[Data records for software interfaces]
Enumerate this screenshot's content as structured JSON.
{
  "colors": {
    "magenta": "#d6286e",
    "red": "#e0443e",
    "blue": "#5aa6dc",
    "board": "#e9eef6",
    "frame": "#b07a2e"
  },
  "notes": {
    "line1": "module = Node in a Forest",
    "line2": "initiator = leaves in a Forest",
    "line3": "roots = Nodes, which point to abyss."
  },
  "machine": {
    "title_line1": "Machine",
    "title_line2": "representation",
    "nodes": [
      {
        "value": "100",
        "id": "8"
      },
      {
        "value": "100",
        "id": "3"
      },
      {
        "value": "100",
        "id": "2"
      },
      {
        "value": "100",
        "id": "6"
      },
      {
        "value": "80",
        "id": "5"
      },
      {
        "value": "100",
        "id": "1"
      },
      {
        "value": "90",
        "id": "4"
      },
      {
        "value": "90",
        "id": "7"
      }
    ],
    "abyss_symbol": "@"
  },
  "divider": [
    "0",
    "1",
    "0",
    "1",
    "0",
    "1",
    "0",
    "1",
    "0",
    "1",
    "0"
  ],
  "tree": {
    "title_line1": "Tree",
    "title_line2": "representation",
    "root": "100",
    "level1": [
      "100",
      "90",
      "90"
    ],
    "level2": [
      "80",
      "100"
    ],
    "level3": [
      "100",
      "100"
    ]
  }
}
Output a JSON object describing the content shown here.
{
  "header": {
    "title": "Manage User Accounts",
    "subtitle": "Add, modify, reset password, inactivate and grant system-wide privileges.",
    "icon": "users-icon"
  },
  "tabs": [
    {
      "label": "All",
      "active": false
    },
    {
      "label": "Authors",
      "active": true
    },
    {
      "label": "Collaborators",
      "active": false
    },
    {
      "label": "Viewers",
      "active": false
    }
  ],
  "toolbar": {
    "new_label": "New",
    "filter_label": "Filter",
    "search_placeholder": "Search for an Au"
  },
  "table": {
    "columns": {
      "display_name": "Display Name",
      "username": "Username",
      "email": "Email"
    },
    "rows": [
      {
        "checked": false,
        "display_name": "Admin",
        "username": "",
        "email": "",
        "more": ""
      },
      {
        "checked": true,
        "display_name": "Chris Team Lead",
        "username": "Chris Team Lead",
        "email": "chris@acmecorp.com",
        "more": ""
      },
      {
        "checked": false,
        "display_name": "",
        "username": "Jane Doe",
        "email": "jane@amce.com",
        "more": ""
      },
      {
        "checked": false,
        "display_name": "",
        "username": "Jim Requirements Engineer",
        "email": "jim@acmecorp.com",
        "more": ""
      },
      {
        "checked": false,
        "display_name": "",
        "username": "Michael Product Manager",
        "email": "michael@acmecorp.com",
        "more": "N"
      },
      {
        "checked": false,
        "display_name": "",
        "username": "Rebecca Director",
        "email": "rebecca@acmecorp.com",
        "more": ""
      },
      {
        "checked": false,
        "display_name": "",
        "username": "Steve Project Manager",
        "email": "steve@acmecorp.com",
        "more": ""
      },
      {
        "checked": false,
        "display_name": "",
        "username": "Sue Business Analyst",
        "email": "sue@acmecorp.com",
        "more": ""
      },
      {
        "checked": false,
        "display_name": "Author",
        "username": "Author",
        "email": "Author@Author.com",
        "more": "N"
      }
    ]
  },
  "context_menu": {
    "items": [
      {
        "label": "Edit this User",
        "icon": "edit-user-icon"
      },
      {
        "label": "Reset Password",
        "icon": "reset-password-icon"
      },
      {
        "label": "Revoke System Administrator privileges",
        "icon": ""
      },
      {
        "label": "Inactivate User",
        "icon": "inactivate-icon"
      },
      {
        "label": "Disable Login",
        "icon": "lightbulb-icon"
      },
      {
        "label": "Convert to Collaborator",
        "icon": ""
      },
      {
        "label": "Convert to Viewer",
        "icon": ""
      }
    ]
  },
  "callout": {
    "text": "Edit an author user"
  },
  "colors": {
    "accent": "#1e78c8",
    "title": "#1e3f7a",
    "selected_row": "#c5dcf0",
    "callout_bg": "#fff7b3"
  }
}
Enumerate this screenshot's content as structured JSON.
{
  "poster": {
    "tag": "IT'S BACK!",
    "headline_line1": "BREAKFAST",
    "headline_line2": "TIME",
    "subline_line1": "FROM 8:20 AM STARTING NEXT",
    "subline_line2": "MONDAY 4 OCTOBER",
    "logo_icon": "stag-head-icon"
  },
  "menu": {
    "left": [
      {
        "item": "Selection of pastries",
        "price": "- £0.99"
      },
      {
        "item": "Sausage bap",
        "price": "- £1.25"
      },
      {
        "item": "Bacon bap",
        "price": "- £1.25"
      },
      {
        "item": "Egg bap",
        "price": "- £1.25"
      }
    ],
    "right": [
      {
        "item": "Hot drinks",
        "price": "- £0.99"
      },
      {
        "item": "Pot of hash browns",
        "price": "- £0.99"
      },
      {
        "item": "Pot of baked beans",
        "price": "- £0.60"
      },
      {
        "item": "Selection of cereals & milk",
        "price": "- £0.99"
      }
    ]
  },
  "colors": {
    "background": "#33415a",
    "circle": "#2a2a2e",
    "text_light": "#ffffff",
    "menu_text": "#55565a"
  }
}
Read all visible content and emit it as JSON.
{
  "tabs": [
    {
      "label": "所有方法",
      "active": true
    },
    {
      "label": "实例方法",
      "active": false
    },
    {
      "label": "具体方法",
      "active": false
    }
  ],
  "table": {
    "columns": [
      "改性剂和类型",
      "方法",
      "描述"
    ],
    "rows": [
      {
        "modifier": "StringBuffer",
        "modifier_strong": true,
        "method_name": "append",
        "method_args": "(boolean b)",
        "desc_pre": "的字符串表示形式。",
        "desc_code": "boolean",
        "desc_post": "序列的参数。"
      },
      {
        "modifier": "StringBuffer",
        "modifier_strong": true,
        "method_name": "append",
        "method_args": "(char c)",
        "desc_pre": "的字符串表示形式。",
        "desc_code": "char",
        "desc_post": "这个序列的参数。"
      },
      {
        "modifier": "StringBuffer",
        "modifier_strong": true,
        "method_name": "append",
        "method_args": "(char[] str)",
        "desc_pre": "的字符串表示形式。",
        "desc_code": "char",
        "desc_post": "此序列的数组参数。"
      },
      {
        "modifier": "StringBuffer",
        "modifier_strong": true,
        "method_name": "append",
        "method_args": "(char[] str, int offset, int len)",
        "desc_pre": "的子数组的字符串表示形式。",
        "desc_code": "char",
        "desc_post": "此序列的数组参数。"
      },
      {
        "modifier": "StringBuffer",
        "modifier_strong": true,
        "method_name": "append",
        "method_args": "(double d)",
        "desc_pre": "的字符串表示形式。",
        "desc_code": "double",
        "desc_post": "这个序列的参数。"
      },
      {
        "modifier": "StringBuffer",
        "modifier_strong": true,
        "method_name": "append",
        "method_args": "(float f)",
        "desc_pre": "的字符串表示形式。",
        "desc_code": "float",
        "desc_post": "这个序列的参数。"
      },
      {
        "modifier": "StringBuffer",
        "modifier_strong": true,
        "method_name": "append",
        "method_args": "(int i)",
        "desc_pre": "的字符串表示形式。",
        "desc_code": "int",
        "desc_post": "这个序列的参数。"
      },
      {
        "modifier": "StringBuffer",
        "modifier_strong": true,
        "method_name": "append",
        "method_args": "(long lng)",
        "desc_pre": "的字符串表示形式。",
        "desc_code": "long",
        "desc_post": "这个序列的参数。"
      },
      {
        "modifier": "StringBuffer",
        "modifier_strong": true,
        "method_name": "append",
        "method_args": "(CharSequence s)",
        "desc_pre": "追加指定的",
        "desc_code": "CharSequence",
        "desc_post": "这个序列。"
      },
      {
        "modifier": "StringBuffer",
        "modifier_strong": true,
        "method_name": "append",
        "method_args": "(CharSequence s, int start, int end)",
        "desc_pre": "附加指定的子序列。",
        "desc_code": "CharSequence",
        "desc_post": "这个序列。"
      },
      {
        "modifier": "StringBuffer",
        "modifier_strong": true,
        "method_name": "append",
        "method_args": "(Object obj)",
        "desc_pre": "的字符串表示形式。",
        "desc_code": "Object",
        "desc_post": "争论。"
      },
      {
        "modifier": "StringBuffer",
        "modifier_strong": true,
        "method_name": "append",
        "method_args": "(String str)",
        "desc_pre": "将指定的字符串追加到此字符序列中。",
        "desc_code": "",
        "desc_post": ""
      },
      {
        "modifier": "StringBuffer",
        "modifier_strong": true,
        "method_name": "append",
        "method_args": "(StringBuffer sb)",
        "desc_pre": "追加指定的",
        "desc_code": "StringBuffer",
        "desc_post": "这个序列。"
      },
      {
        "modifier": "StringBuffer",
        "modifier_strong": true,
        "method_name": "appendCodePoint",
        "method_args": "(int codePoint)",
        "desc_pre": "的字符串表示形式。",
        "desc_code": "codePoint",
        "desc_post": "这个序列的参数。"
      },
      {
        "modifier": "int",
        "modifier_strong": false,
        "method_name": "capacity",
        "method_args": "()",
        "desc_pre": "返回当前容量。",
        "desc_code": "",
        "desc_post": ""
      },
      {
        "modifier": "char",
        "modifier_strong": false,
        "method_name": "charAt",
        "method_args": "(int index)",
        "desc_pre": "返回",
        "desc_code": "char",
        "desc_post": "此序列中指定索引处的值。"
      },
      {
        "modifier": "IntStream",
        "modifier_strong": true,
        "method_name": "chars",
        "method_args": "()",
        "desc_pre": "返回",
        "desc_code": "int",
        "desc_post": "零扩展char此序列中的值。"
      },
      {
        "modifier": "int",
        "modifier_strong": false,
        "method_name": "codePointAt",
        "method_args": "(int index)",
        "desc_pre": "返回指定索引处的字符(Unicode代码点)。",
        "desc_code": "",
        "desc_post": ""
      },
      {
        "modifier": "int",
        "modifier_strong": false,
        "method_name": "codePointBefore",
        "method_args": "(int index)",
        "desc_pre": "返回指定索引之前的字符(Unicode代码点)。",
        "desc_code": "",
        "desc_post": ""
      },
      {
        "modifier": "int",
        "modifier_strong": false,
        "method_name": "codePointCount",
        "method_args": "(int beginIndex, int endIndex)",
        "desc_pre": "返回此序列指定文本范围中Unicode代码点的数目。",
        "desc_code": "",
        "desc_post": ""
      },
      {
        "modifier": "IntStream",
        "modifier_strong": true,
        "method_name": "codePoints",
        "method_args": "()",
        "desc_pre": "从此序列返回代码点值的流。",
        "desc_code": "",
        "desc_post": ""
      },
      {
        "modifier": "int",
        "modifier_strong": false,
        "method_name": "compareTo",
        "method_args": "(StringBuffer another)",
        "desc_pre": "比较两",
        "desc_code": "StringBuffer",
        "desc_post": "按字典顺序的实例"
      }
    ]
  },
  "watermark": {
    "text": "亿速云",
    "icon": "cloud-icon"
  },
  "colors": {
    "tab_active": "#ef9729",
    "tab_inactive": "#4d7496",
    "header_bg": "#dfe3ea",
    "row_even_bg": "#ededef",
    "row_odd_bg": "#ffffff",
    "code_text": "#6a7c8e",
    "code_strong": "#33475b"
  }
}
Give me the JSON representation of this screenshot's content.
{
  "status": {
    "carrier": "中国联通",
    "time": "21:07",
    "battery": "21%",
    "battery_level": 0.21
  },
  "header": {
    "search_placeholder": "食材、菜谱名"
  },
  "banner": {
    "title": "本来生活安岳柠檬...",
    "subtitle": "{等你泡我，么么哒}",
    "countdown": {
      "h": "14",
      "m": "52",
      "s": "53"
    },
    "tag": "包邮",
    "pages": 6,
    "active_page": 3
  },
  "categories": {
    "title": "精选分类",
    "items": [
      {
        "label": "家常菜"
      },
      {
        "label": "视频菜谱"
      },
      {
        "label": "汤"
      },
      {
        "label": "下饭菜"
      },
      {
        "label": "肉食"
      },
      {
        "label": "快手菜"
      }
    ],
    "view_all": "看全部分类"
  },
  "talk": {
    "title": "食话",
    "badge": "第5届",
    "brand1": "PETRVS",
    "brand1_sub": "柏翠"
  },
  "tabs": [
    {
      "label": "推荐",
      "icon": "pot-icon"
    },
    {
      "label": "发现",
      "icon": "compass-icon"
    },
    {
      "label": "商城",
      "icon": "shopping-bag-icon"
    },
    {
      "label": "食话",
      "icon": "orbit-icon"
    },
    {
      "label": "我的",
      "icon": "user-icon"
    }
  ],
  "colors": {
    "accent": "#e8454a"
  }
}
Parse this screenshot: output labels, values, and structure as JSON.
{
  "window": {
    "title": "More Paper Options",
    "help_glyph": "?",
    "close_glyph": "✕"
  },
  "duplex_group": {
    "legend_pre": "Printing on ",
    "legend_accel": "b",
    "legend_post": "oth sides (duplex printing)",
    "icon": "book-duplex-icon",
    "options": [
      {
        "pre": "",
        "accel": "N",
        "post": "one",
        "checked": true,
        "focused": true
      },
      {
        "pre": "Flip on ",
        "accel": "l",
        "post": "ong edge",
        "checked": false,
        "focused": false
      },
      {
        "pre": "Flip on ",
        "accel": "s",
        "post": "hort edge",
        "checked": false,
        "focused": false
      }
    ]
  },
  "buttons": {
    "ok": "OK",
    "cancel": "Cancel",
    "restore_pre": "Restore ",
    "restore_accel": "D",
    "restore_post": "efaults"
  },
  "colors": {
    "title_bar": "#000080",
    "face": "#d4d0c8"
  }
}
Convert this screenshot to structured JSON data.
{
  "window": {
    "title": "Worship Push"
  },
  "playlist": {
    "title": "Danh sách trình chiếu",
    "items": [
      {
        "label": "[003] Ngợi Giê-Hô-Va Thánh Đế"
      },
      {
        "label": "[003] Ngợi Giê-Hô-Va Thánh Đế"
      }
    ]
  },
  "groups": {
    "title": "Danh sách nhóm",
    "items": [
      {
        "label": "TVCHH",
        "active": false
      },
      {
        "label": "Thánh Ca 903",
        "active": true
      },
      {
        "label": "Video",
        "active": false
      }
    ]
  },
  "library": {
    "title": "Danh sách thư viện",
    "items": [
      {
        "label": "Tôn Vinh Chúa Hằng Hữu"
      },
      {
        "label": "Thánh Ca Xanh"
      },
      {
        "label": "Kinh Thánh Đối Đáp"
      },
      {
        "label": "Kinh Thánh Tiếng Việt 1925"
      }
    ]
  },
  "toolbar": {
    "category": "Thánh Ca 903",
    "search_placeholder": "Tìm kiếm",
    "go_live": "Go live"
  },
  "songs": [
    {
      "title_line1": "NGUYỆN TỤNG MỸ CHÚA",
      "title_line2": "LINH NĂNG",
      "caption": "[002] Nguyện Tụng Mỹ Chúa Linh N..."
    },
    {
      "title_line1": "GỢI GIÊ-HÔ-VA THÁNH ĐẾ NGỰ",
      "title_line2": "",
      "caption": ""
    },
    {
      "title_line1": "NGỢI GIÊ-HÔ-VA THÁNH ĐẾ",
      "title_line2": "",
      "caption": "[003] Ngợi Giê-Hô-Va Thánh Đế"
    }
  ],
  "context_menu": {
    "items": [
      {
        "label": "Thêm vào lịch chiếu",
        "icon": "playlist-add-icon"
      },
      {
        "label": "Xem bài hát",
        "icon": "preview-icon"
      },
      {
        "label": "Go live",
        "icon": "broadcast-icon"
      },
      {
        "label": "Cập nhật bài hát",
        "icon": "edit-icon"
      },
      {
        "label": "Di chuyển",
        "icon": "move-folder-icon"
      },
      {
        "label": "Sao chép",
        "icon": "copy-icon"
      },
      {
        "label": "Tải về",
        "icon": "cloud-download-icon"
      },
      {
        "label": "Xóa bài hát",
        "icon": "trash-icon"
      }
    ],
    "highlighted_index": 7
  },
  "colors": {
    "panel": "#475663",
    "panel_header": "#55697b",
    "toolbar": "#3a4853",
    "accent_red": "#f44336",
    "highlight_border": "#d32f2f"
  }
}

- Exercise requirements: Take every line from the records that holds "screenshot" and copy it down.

- The answer:
Enumerate this screenshot's content as structured JSON.
Enumerate this screenshot's content as structured JSON.
Give me the JSON representation of this screenshot's content.
Parse this screenshot: output labels, values, and structure as JSON.
Convert this screenshot to structured JSON data.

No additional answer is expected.